When the 2004 Pulitzer Prizes were awarded Monday, two Yale graduates were among the recipients.
Washington Post editorial columnist Anne Applebaum ’86 and “Quills” screenwriter Doug Wright ’85 each received an award, which comes with a $10,000 cash prize. Applebaum was awarded in the general non-fiction category for her book “Gulag: A History.” Wright won the drama prize for “I Am My Own Wife.”
Applebaum said her time at Yale helped prepare her to write her book, which explores Soviet concentration camps.
“My senior thesis was about the Russian Revolution,” she said. “I entered Yale not knowing any Russian and I left being able to speak it. If I didn’t know Russian, obviously I wouldn’t have been able to write the book. I don’t think I would say everything I know about Russian history I learned at Yale, but it was certainly a foundation.”
Applebaum was afraid people might find the subject of her book “too obscure and too gloomy,” she said. She still is not sure whether many people will read the book, she said, but is happy to have the Pulitzer Committee’s approval.

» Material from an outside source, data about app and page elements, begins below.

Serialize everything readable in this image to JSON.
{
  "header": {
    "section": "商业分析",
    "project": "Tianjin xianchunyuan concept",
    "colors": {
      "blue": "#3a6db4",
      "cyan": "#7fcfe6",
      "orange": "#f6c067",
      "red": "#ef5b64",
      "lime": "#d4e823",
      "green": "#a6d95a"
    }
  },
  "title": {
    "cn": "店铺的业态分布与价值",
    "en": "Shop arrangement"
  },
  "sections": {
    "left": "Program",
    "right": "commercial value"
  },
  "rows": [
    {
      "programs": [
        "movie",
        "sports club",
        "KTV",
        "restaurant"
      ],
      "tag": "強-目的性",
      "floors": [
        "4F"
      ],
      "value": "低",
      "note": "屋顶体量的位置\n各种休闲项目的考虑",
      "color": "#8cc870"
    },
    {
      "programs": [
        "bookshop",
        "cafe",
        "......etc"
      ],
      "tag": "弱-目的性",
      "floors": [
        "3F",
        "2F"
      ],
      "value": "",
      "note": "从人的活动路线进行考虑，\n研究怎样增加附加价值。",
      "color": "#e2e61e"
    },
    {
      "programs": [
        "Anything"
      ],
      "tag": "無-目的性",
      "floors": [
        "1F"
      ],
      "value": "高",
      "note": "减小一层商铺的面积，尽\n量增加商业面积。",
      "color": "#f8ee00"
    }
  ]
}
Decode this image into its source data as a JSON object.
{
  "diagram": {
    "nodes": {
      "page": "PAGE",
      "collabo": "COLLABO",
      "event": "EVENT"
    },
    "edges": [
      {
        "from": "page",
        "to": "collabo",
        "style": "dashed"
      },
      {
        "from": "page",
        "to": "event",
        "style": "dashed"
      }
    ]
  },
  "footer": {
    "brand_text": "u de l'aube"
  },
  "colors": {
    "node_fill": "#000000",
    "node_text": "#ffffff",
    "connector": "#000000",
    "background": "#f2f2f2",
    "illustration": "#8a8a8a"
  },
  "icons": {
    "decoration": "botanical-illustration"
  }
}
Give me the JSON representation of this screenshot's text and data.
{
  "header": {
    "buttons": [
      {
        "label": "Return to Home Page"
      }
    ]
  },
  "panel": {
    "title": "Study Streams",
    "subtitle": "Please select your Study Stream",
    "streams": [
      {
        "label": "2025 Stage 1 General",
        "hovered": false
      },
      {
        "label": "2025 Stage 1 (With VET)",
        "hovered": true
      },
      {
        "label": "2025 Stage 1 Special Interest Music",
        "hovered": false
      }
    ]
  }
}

She did not know if news of the award would help her book’s sales, but she is glad the honor brings recognition to the subject, she said. Another 2004 Pulitzer Prize honoree, William Taubman, who won for his biography “Khrushchev: The Man and His Era,” addressed a similar time period in his work. Applebaum said she hopes more books addressing the Soviet era will be published soon.
“We’re finally seeing the fruit of the work people have been doing in the archives, and it’s great,” Applebaum said. “It really changes what we know about the history of the Soviet Union.”
Wright, whose play tells the story of a German transvestite during World War II and the years following, could not be reached for an interview Monday.
Applebaum visited Yale to deliver a master’s tea and a lecture in November 2003 under the Eustace D. Theodore ’63 Fellowship Program. The fellowship, which is underwritten by the class of 1963, provides sponsorship alumni visitors who “made curious use of a Yale education,” Executive Director of the Association of Yale Alumni Jeff Brenzel said.
Brenzel said he had been excited to bring Applebaum to campus after hearing about her book.
“When her book came out, I called around to some folks on campus, and their response was immediate. They said this was a really superb book on a topic that’s hard to address,” Brenzel said.
During her visit, Applebaum was also impressed — with the changed look of the Yale campus.
“I was impressed with how wonderful the University looked. All the colleges were fixed up,” Applebaum said. “Everything was so beautiful and the people looked so healthy.”
Applebaum was also impressed with Yale students’ knowledge of Soviet history and said it was “certainly more than the general population’s.”
Each spring, Pulitzer Prizes are awarded in up to 14 journalistic categories that include writing, cartooning and photography and in up to seven literature and drama categories. Prize committee board members vote on the finalists and recipients.